Should I take a break from the Pill? Ditch my cheap sunnies? Avoid artificial sweeteners? We answer your burning health questions with definitive answers. By Pip Harry.
Can I catch my partner's athlete's foot by sharing a shower?
YES. Your beloved's manky toes are contagious. "People often catch tinea
by walking barefoot where there are fragments of skin or nail shed by an infected person," says dermatologist Dr Belinda Welsh. "This most commonly occurs around swimming pools and public showers, but it can also be picked up in showers at home."A quick solution? Get them to wear rubber thongs until the infection clears.
Does my body ever need a break from the Pill?
Most women take the Pill for 21 days out of a 28-day cycle (sugar pills are taken for the remaining seven days) but doctors say there's no need to take a more extended 'break' from the Pill every few years, unless you're suffering from unwanted side effects. "There's no evidence that women need a break from the Pill,"says obstetrician and gynaecologist Dr Gino Pecoraro. "If women want to have a break, they can, but there's no medical need."
Do detox diets work?
In a word, no. Our lungs, liver, kidneys and intestines take on the role of keeping our bodies free of impurities, says accredited practising dietitian Megan Alsford. "Our body is very good at detoxing itself without the use of pills, potions or restrictive diets," she says. "Simply eat healthily and cut down on alcohol, stop smoking, drink plenty of water and your body will do the rest."
Do stronger pelvic floor muscles really give me a stronger orgasm?
YES! Yet another compelling reason to do your kegels: stronger pelvic floor muscles produce more powerful orgasms. "One of the things that happens at orgasm is that you get contractions of the pelvic floor," says Pecoraro. "So if that muscle is better toned, you're going to have better contractions, so women may feel it more intensely."
Do cheap sunglasses damage my eyes?
NO. "All sunglasses sold in Australia have to meet stringent Australian Standards,
so wearing cheaper sunglasses won't damage your eyes," says Shirley Loh of
the Optometrists Association of Australia. "Just be wary that cheap sunglasses bought overseas might not meet these standards."Look for the UV labels, which
are required to appear on sunglasses.
For the full story, see the June issue of Good Health.
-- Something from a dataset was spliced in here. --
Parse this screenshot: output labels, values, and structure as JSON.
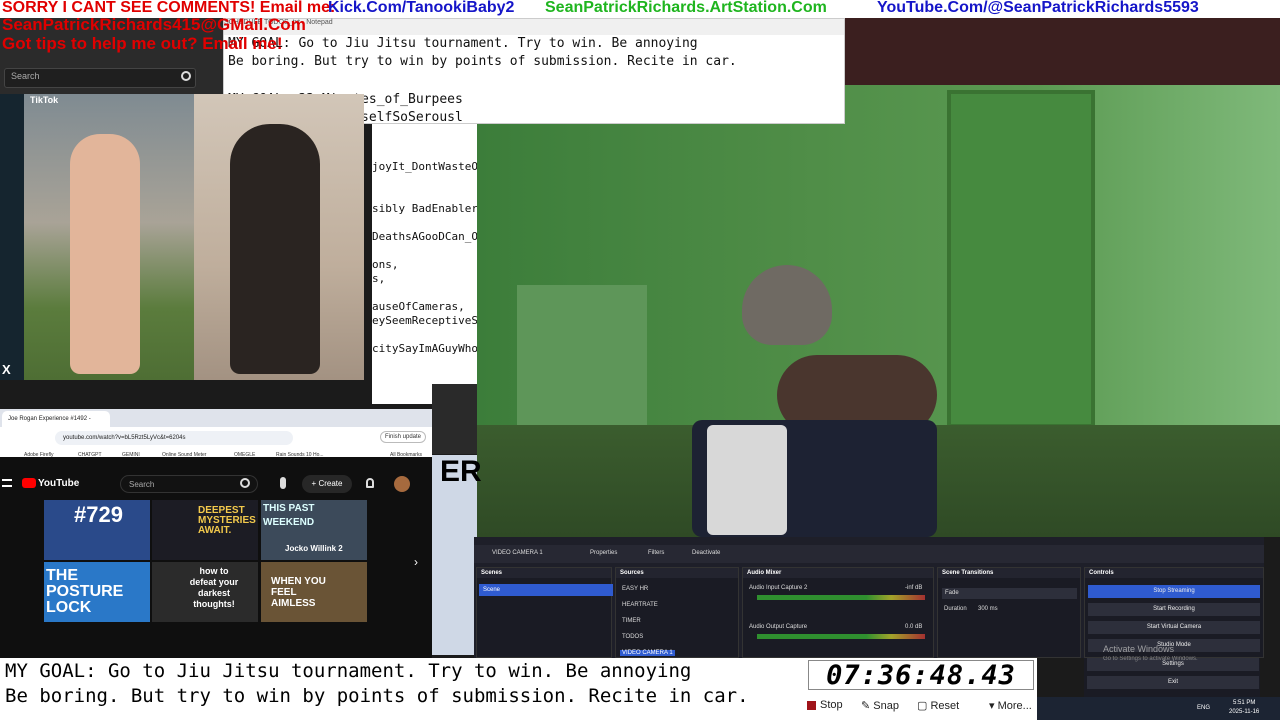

Subscribe to Good Health and receive 12 issues of Good Health & 6 FREE issues of The Australian Women's Weekly that's 18 issues for just $69.95!